What lines of the listing below contain the word "klientů"? Copy each of them out.

# EXERCISE MATERIALS
───
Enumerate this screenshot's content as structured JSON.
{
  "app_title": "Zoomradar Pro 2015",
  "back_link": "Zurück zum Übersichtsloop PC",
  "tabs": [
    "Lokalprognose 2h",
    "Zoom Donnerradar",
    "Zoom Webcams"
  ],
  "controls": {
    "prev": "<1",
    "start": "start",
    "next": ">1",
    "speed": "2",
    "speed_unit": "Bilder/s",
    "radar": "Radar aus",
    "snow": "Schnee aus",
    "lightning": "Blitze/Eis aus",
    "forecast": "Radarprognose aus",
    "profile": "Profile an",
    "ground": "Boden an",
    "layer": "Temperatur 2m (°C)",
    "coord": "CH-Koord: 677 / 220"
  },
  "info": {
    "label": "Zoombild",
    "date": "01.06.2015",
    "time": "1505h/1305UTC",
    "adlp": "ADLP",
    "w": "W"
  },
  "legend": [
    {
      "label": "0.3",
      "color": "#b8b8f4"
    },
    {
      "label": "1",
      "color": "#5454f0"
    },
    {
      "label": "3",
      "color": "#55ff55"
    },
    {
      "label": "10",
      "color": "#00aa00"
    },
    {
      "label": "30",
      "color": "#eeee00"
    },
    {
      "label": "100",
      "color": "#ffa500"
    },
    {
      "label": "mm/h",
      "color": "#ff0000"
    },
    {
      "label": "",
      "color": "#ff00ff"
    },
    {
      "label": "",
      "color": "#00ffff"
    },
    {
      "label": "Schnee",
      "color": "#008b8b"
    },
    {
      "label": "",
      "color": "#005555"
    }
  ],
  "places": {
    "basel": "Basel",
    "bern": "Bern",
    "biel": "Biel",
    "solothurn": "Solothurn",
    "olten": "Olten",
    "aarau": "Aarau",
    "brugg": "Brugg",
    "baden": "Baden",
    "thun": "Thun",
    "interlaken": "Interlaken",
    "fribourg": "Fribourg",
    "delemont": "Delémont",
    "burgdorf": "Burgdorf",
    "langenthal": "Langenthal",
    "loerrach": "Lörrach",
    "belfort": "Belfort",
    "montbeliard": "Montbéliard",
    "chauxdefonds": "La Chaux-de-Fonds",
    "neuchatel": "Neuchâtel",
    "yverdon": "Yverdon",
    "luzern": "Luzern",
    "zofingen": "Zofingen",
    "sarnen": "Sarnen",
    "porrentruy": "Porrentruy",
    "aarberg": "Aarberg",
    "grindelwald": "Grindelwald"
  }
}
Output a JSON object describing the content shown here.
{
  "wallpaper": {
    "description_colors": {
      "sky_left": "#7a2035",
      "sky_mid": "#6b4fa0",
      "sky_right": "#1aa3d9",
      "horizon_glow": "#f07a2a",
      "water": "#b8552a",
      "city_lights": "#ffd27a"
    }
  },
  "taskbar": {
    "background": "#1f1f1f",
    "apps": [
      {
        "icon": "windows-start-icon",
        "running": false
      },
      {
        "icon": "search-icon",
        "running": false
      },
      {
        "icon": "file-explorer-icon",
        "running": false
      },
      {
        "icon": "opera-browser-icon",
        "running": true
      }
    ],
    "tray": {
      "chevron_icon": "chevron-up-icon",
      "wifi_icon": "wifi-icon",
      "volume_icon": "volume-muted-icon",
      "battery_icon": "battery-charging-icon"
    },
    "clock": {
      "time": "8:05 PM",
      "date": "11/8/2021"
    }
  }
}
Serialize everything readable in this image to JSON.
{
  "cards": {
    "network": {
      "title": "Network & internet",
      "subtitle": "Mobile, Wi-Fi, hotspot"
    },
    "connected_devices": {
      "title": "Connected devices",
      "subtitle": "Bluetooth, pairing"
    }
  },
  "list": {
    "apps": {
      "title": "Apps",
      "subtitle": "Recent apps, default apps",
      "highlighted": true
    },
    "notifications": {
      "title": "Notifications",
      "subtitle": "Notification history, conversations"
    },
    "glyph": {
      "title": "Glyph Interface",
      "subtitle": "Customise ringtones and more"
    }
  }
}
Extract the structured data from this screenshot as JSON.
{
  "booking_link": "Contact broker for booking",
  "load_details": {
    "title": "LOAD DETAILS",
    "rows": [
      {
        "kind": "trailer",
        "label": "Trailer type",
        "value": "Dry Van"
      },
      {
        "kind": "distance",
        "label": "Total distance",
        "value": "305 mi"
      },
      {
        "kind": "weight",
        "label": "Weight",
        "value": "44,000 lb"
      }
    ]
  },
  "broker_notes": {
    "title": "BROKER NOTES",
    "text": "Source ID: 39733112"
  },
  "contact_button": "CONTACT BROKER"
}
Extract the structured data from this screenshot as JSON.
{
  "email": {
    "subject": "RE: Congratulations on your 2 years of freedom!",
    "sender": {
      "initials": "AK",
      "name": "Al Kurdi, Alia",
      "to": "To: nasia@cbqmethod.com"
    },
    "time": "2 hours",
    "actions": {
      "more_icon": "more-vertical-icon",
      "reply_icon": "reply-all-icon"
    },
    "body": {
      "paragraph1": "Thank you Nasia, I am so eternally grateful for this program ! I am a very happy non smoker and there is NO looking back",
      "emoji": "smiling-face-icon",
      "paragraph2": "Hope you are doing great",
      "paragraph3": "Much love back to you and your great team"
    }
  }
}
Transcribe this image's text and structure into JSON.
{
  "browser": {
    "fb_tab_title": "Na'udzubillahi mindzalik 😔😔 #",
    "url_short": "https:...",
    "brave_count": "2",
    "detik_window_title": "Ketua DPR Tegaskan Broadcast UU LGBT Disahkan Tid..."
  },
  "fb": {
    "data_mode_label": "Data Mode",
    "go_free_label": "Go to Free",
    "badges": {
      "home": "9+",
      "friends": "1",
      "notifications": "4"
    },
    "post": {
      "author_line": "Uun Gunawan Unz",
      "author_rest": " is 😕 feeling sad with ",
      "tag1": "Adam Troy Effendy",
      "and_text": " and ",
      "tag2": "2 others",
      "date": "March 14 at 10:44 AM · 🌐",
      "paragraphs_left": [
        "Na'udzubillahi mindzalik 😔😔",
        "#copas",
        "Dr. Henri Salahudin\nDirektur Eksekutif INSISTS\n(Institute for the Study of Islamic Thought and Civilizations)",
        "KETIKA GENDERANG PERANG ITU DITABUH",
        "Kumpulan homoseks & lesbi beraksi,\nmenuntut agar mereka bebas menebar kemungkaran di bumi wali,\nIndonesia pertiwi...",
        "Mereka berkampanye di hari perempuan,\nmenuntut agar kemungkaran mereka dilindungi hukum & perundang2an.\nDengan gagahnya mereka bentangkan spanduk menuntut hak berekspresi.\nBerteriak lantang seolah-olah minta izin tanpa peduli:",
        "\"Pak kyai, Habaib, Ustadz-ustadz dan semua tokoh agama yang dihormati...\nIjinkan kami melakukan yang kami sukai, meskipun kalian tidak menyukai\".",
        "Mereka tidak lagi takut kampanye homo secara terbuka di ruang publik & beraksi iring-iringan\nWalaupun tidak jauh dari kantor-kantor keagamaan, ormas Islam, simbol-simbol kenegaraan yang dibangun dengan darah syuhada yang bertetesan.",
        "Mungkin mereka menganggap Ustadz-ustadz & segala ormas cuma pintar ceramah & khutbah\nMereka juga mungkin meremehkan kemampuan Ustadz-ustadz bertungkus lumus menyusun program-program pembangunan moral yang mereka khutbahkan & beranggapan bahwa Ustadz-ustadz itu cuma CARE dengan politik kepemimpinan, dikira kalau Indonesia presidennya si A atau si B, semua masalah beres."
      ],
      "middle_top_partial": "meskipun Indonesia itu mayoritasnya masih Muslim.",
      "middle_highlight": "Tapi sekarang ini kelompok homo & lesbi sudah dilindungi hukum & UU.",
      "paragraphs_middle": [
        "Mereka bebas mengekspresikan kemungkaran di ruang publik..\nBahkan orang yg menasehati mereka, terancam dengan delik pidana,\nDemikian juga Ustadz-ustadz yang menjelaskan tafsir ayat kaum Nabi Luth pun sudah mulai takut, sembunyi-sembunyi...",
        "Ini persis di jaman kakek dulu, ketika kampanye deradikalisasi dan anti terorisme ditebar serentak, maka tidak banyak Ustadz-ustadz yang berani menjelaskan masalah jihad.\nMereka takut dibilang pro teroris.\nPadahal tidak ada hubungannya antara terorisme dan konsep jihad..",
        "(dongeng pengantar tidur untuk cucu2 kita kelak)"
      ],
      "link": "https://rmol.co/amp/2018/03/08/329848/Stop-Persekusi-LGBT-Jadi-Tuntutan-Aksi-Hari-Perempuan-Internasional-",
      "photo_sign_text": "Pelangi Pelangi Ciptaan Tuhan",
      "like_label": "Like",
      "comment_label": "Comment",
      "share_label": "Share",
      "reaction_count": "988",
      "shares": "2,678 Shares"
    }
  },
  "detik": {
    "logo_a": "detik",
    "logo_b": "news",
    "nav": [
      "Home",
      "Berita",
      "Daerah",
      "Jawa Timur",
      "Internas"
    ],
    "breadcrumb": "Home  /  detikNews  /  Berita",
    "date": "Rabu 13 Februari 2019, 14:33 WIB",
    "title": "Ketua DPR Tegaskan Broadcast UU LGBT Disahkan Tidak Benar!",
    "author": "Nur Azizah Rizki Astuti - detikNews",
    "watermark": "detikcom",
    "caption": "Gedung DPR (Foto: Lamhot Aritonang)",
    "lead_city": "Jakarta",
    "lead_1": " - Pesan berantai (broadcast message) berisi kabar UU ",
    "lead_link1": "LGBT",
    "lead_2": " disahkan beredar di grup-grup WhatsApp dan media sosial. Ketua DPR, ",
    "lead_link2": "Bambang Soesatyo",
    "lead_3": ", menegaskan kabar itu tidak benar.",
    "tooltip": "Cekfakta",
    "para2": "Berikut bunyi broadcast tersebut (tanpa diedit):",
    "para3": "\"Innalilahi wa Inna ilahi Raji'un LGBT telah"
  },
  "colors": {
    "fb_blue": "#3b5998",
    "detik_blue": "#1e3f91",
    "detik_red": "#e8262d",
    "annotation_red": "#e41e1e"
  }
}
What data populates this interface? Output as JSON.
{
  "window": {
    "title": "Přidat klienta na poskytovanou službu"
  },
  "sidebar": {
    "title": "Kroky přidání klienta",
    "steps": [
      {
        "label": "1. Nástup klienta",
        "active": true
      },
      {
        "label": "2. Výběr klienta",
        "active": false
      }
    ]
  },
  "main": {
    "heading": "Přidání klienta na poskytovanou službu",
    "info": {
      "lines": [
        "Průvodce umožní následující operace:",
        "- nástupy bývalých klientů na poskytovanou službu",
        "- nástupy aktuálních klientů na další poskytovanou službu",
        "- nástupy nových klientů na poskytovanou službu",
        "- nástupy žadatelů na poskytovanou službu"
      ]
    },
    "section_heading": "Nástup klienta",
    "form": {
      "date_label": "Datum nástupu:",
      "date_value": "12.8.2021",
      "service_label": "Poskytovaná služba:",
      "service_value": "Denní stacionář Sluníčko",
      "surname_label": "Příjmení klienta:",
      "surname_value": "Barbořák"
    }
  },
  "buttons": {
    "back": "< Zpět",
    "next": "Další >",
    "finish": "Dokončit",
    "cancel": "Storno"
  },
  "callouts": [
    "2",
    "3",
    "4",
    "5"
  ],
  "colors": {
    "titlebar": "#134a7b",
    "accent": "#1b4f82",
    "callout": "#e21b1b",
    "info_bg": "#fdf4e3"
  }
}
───
# YOUR SOLUTION
        "- nástupy bývalých klientů na poskytovanou službu",
        "- nástupy aktuálních klientů na další poskytovanou službu",
        "- nástupy nových klientů na poskytovanou službu",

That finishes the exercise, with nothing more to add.